“Within the public sector, perceived psychopathy of managers directly predicted psychological distress. In the financial settings, psychopathy predicted distress only indirectly, via [a] common link to work-family conflict. It is possible that in the private sector, employees are more accepting of supervisors who exploit or manipulate them, because they’ve come to expect such treatment.”
The team also found data to complicate their conclusions, including the fact that there were more women in their financial sector group than in the public group — women who may have felt more pressure to keep family life in balance with their work, and whose psychopathic bosses may have given them more trouble over it than the men in the sample.
For those of us who work away from traditional offices, worrying about a psychopathic boss might not enter into our day-to-day lives. But, if your workplace has bosses, it may be handy to keep the B-Scan 360 around to periodically check in with. If you are a boss, it may prove even handier — after all, a functional, welcoming workplace environment is important for everyone.
We at DFC are huge advocates of the positive powers of social media: it does things like help foster connections between individuals, aggregate audiences for artistic works or political movements, and generate fun memes that bring joy to all (who love Ryan Gosling!).
But social media does have an acknowledged dark side: it can be a haven for bullies, and is often tapped to collect information on its users, for reasons both obvious and disconcerting.
A team out of the Center for Research on Media, Technology and Health at the University of Pittsburgh has shown that the more active a young adult is on social media, the more likely they are to experience depression. This news may add another point in either of social media’s positive or negative columns.
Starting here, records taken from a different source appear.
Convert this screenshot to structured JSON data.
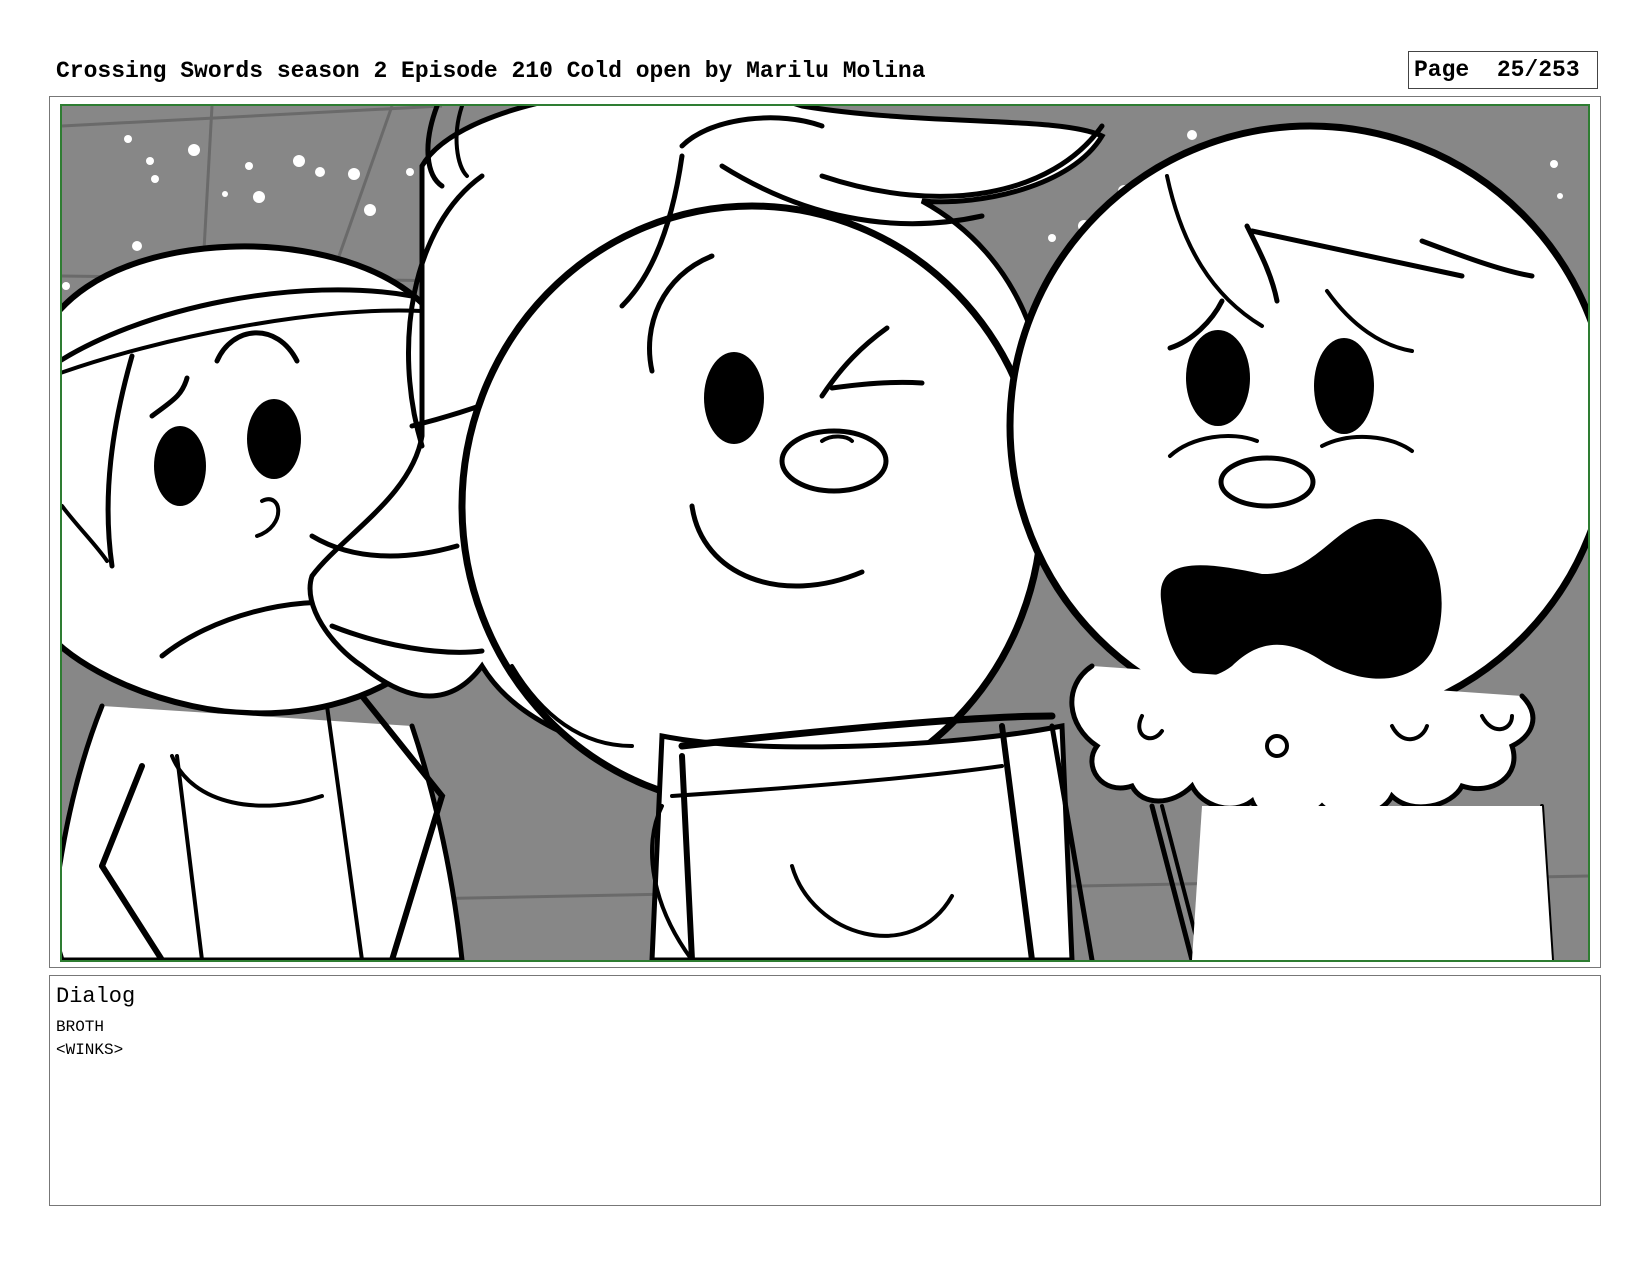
{
  "header": {
    "title": "Crossing Swords season 2 Episode 210 Cold open by Marilu Molina",
    "page_label": "Page  25/253"
  },
  "panel": {
    "frame_color": "#2e7d32",
    "background_color": "#8a8a8a",
    "characters": [
      "left-character",
      "broth",
      "right-character"
    ]
  },
  "dialog": {
    "heading": "Dialog",
    "lines": [
      "BROTH",
      "<WINKS>"
    ]
  }
}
The team asked a sample of American young adults to complete questionnaires related to their use of the top 11 social media platforms (including Twitter, Facebook, Instagram, and Reddit), and also tested them (with an established scale) for depression. They found:
“significant and linear associations between social media use and depression whether social media use was measured in terms of total time spent or frequency of visits. For example, compared with those who checked least frequently, participants who reported most frequently checking social media throughout the week had 2.7 times the likelihood of depression. Similarly, compared to peers who spent less time on social media, participants who spent the most total time on social media throughout the day had 1.7 times the risk of depression. The researchers controlled for other factors that may contribute to depression, including age, sex, race, ethnicity, relationship status, living situation, household income and education level.”
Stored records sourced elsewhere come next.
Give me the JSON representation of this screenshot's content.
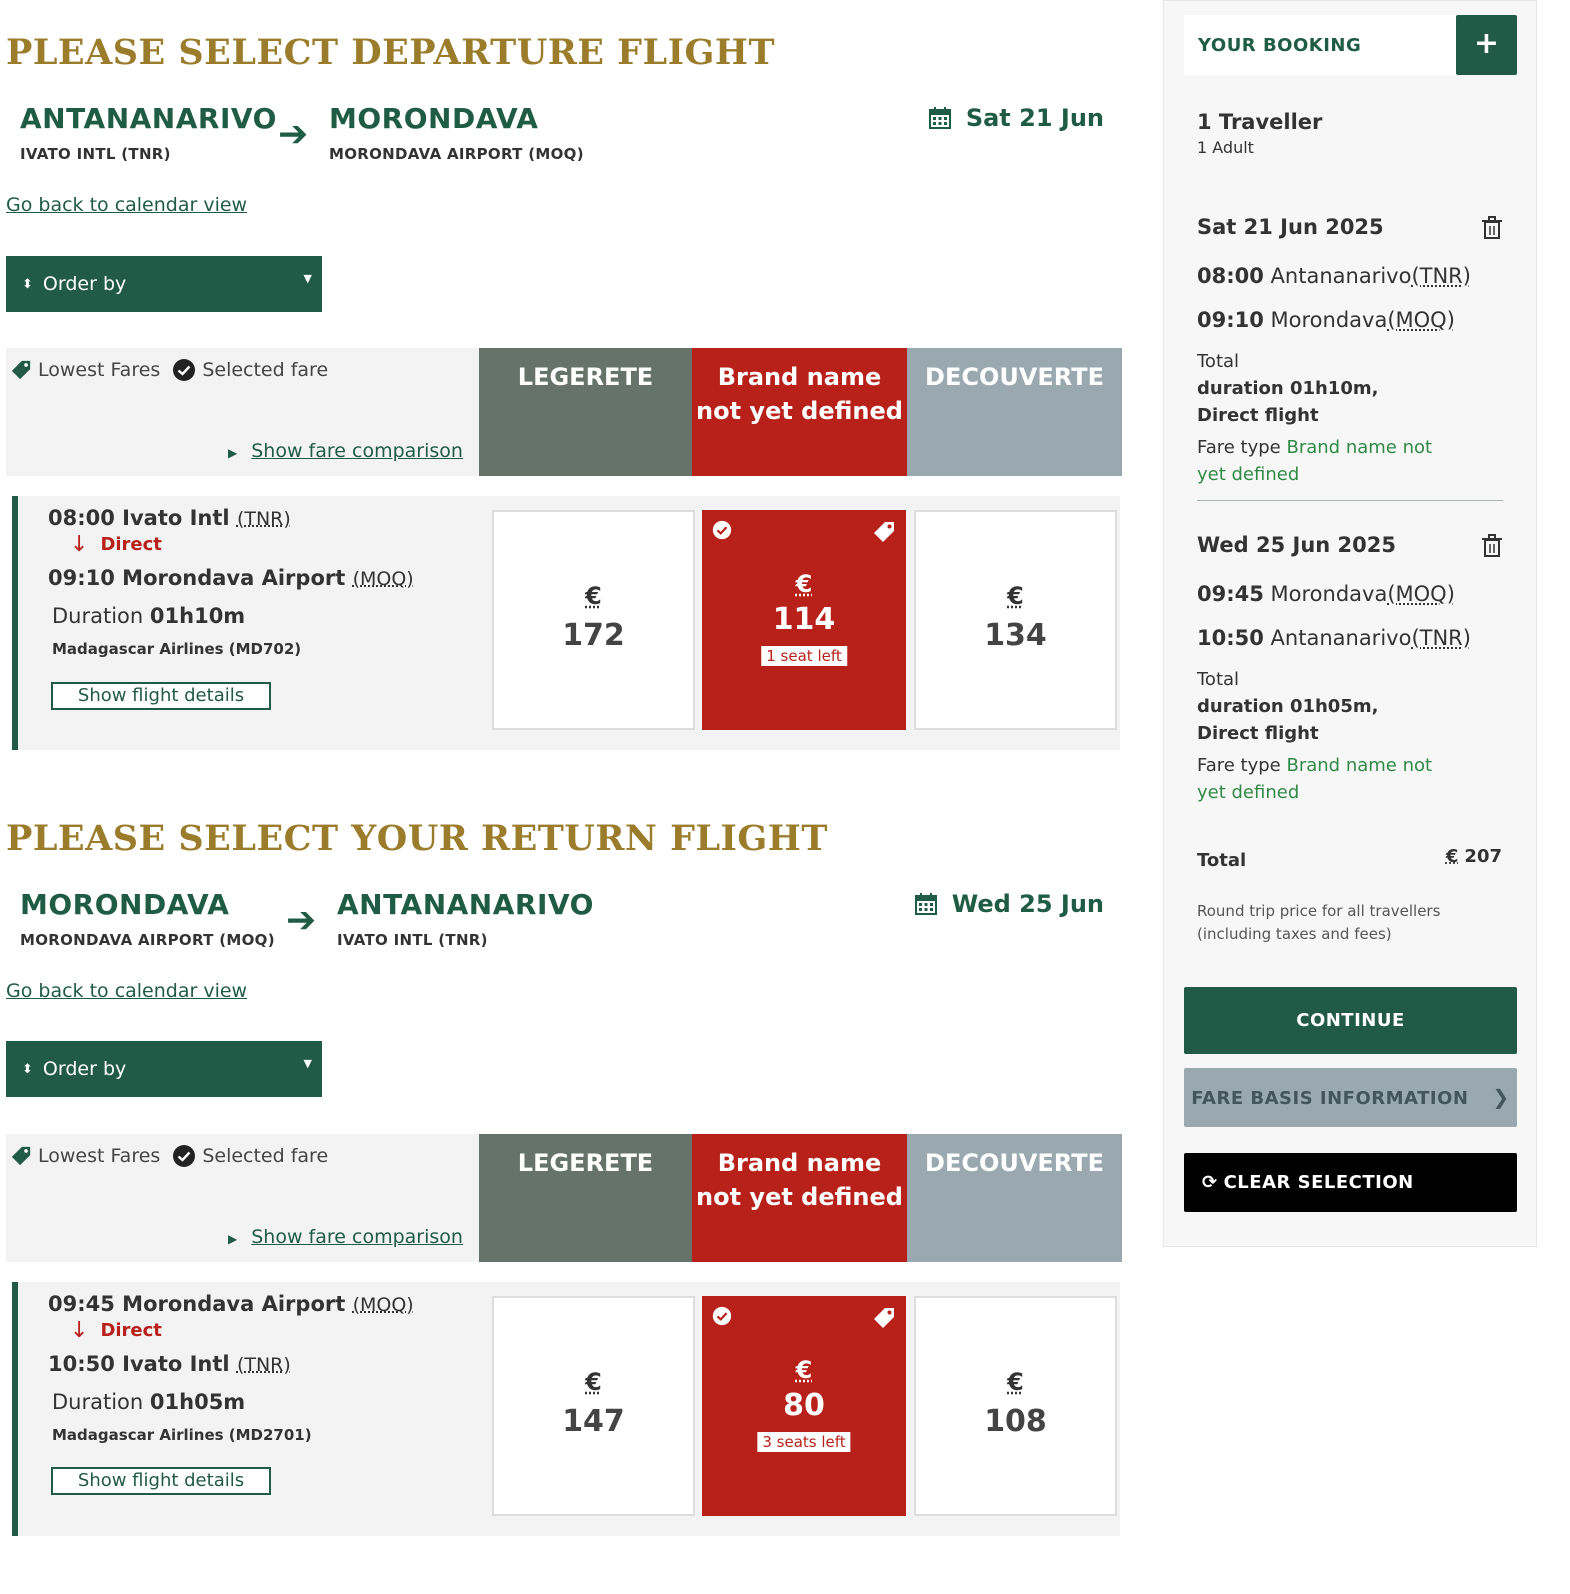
{
  "departure": {
    "title": "PLEASE SELECT DEPARTURE FLIGHT",
    "origin_city": "ANTANANARIVO",
    "origin_airport": "IVATO INTL (TNR)",
    "dest_city": "MORONDAVA",
    "dest_airport": "MORONDAVA AIRPORT (MOQ)",
    "date": "Sat 21 Jun",
    "back_link": "Go back to calendar view",
    "order_by": "Order by",
    "legend_lowest": "Lowest Fares",
    "legend_selected": "Selected fare",
    "fare_comparison": "Show fare comparison",
    "col_leg": "LEGERETE",
    "col_brand": "Brand name not yet defined",
    "col_dec": "DECOUVERTE",
    "flight": {
      "dep_time": "08:00",
      "dep_airport": "Ivato Intl",
      "dep_code": "(TNR)",
      "direct": "Direct",
      "arr_time": "09:10",
      "arr_airport": "Morondava Airport",
      "arr_code": "(MOQ)",
      "duration_label": "Duration",
      "duration": "01h10m",
      "airline": "Madagascar Airlines (MD702)",
      "details_btn": "Show flight details",
      "price_leg": "172",
      "price_brand": "114",
      "seats_left": "1 seat left",
      "price_dec": "134",
      "currency": "€"
    }
  },
  "return": {
    "title": "PLEASE SELECT YOUR RETURN FLIGHT",
    "origin_city": "MORONDAVA",
    "origin_airport": "MORONDAVA AIRPORT (MOQ)",
    "dest_city": "ANTANANARIVO",
    "dest_airport": "IVATO INTL (TNR)",
    "date": "Wed 25 Jun",
    "back_link": "Go back to calendar view",
    "order_by": "Order by",
    "legend_lowest": "Lowest Fares",
    "legend_selected": "Selected fare",
    "fare_comparison": "Show fare comparison",
    "col_leg": "LEGERETE",
    "col_brand": "Brand name not yet defined",
    "col_dec": "DECOUVERTE",
    "flight": {
      "dep_time": "09:45",
      "dep_airport": "Morondava Airport",
      "dep_code": "(MOQ)",
      "direct": "Direct",
      "arr_time": "10:50",
      "arr_airport": "Ivato Intl",
      "arr_code": "(TNR)",
      "duration_label": "Duration",
      "duration": "01h05m",
      "airline": "Madagascar Airlines (MD2701)",
      "details_btn": "Show flight details",
      "price_leg": "147",
      "price_brand": "80",
      "seats_left": "3 seats left",
      "price_dec": "108",
      "currency": "€"
    }
  },
  "sidebar": {
    "heading": "YOUR BOOKING",
    "plus": "+",
    "travellers": "1 Traveller",
    "travellers_detail": "1 Adult",
    "outbound": {
      "date": "Sat 21 Jun 2025",
      "dep_time": "08:00",
      "dep_city": "Antananarivo",
      "dep_code": "(TNR)",
      "arr_time": "09:10",
      "arr_city": "Morondava",
      "arr_code": "(MOQ)",
      "duration_prefix": "Total",
      "duration_bold": "duration 01h10m, Direct flight",
      "fare_type_label": "Fare type",
      "fare_type": "Brand name not yet defined"
    },
    "inbound": {
      "date": "Wed 25 Jun 2025",
      "dep_time": "09:45",
      "dep_city": "Morondava",
      "dep_code": "(MOQ)",
      "arr_time": "10:50",
      "arr_city": "Antananarivo",
      "arr_code": "(TNR)",
      "duration_prefix": "Total",
      "duration_bold": "duration 01h05m, Direct flight",
      "fare_type_label": "Fare type",
      "fare_type": "Brand name not yet defined"
    },
    "total_label": "Total",
    "total_currency": "€",
    "total_value": "207",
    "total_note": "Round trip price for all travellers (including taxes and fees)",
    "continue": "CONTINUE",
    "fare_basis": "FARE BASIS INFORMATION",
    "clear": "CLEAR SELECTION"
  },
  "colors": {
    "brand_green": "#215a46",
    "title_gold": "#9a7c2b",
    "selected_red": "#b8201a",
    "legerete_gray": "#65736b",
    "decouverte_gray": "#9aa9b0"
  },
  "icons": [
    "calendar-icon",
    "arrow-right-icon",
    "sort-icon",
    "caret-down-icon",
    "tag-icon",
    "check-circle-icon",
    "triangle-right-icon",
    "down-arrow-icon",
    "trash-icon",
    "plus-icon",
    "chevron-right-icon",
    "refresh-icon"
  ]
}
Due to the nature of the study, the relationship between social media and depression was not proven to be causative either way — that is, whether depression prompted heightened social media activity, or is exposing oneself to perfectly photographed breakfasts or vacations or life causes the malady. But now further research can be pursued, and we can continue to vindicate or vilify social media as needed!